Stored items
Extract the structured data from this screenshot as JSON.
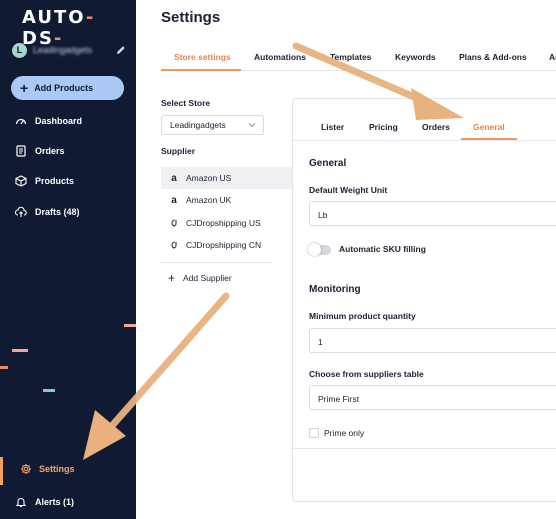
{
  "app": {
    "logo_part1": "AUT",
    "logo_part2": "O",
    "logo_sep": "-",
    "logo_part3": "DS",
    "logo_trail": "-"
  },
  "sidebar": {
    "avatar_initial": "L",
    "account_name": "Leadingadgets",
    "add_products_label": "Add Products",
    "items": [
      {
        "label": "Dashboard",
        "icon": "dashboard-icon"
      },
      {
        "label": "Orders",
        "icon": "orders-icon"
      },
      {
        "label": "Products",
        "icon": "box-icon"
      },
      {
        "label": "Drafts (48)",
        "icon": "cloud-upload-icon"
      }
    ],
    "settings_label": "Settings",
    "alerts_label": "Alerts (1)",
    "colors": {
      "background": "#101a33",
      "accent": "#f3a86b",
      "add_button": "#aac9f4"
    }
  },
  "main": {
    "title": "Settings",
    "tabs": [
      {
        "label": "Store settings",
        "active": true
      },
      {
        "label": "Automations",
        "active": false
      },
      {
        "label": "Templates",
        "active": false
      },
      {
        "label": "Keywords",
        "active": false
      },
      {
        "label": "Plans & Add-ons",
        "active": false
      },
      {
        "label": "Ac",
        "active": false
      }
    ],
    "select_store_label": "Select Store",
    "store_value": "Leadingadgets",
    "supplier_label": "Supplier",
    "suppliers": [
      {
        "label": "Amazon US",
        "selected": true
      },
      {
        "label": "Amazon UK",
        "selected": false
      },
      {
        "label": "CJDropshipping US",
        "selected": false
      },
      {
        "label": "CJDropshipping CN",
        "selected": false
      }
    ],
    "add_supplier_label": "Add Supplier"
  },
  "panel": {
    "tabs": [
      {
        "label": "Lister",
        "active": false
      },
      {
        "label": "Pricing",
        "active": false
      },
      {
        "label": "Orders",
        "active": false
      },
      {
        "label": "General",
        "active": true
      }
    ],
    "general_title": "General",
    "weight_label": "Default Weight Unit",
    "weight_value": "Lb",
    "sku_toggle_label": "Automatic SKU filling",
    "sku_toggle_on": false,
    "monitoring_title": "Monitoring",
    "min_qty_label": "Minimum product quantity",
    "min_qty_value": "1",
    "suppliers_table_label": "Choose from suppliers table",
    "suppliers_table_value": "Prime First",
    "prime_only_label": "Prime only",
    "prime_only_checked": false,
    "accent_color": "#e8864b"
  }
}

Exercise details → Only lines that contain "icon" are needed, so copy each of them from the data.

Reply to the exercise →
        "icon": "dashboard-icon"
        "icon": "orders-icon"
        "icon": "box-icon"
        "icon": "cloud-upload-icon"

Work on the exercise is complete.